Meyer Sound UPQ-1P Wide Coverage Loudspeaker
Meyer Sound expanded its popular UltraSeries with the powered UPQ-1P Wide Coverage Loudspeaker, delivering 136dB peak SPLs combined with low distortion performance, flexible rigging options and wide, uniform 80×50-degree coverage. the compact 19x28x18-inch box contains a 15-inch neodymium woofer and 4-inch diaphragm compression driver for a 55 to 18k Hz response.
Renkus-Heinz IC Live
Interest in steerable arrays remains high. Renkus-Heinz unveiled IC Live, which takes its successful Iconyx concept and applies it in a high-SPL package for portable applications. Each IC Live module has five neodymium 6.5-inch cone woofers and three neodymium compression drivers on waveguides.
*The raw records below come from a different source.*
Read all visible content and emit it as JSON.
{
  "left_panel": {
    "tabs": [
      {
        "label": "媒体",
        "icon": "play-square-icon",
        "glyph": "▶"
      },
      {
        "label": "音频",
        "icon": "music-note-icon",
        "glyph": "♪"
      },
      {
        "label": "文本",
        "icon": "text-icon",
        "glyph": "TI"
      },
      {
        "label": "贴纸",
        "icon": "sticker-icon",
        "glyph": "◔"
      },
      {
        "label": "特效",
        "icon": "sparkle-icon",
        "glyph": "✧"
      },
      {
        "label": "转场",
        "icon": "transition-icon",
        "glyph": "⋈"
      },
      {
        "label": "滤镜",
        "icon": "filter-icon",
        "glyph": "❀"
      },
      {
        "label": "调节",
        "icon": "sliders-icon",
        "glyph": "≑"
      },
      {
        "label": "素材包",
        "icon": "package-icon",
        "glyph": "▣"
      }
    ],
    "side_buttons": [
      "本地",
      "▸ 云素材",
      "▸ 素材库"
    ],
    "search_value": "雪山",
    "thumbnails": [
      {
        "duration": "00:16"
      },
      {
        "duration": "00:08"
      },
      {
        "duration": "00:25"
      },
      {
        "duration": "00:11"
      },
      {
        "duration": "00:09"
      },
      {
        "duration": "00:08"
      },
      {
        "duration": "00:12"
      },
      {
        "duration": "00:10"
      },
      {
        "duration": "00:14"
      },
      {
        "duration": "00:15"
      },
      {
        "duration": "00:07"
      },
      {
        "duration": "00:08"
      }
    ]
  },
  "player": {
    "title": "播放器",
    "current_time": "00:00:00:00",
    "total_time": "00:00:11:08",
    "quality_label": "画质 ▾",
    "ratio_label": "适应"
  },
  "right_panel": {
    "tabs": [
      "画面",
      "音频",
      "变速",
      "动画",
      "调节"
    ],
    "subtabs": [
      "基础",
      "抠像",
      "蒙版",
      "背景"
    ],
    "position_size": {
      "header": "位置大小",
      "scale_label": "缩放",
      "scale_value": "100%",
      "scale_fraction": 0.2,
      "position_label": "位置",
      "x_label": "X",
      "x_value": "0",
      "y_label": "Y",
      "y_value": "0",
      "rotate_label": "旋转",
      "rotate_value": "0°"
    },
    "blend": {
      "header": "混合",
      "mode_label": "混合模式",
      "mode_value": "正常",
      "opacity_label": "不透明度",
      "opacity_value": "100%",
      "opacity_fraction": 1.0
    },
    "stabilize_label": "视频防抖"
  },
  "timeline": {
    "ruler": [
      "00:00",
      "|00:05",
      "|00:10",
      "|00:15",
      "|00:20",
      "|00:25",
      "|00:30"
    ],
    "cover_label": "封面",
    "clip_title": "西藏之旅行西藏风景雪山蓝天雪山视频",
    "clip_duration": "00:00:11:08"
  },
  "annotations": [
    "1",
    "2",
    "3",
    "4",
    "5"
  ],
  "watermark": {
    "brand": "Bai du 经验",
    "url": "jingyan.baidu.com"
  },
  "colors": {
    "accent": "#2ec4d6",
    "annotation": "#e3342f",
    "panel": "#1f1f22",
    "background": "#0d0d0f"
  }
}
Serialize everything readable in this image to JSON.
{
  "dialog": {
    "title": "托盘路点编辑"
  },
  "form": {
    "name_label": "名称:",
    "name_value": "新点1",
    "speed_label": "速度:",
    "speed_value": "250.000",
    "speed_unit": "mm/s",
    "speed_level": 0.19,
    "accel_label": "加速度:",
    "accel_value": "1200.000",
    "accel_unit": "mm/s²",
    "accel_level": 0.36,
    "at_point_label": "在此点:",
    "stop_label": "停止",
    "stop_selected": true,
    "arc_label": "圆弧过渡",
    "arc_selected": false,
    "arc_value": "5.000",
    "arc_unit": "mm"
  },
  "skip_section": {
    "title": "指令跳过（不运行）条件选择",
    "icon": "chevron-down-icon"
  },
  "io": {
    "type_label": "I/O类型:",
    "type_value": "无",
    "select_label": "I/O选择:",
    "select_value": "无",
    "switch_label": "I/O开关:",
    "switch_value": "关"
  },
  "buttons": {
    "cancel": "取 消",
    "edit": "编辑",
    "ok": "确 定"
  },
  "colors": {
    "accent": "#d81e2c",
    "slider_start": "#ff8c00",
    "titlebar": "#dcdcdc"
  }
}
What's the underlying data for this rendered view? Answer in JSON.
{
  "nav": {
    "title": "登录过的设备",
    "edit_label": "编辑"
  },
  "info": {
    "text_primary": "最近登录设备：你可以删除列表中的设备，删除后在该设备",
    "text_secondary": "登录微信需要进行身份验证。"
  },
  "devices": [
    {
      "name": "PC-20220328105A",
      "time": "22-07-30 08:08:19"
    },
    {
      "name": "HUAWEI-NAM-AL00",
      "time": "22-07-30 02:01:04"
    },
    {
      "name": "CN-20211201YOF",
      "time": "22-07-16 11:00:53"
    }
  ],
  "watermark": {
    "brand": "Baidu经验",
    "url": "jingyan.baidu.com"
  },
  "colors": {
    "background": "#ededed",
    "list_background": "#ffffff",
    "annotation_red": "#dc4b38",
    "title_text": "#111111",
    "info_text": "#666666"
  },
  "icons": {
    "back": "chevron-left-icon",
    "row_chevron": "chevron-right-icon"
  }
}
Arrays can be stacked on the complementary ICL215S dual-15 subwoofers or flown using standard Aeroquip hardware. Using standard Ethernet, the company’s RHAON networking delivers audio signals via CobraNet, AES/EBU digital or analog inputs, with PC access for real-time system control and room tuning functions such as parametric EQ filters, delay and dynamics—all with preset storage.
Tannoy launched its QFlex, a line of self powered, digitally steerable loudspeaker arrays. The series is based on combinations of eight- or 16-channel master and slave units, using combinations of up to 48 3- and/or 4-inch LF units and 1-inch tweeters, with individual 100-watt amplifier channels on each driver for full-range performance. The system also integrates DSP control with Tannoy’s Vnet networking and an intuitive GUI for system design/optimization.
We’ll present more products from InfoComm on http://mixonline.com/ and in future issues of Mix.
InfoComm 2009 will be held in Orlando, Fla. at the Orange County Convention Center in the West Halls, June 17 to 19, 2009. See you there!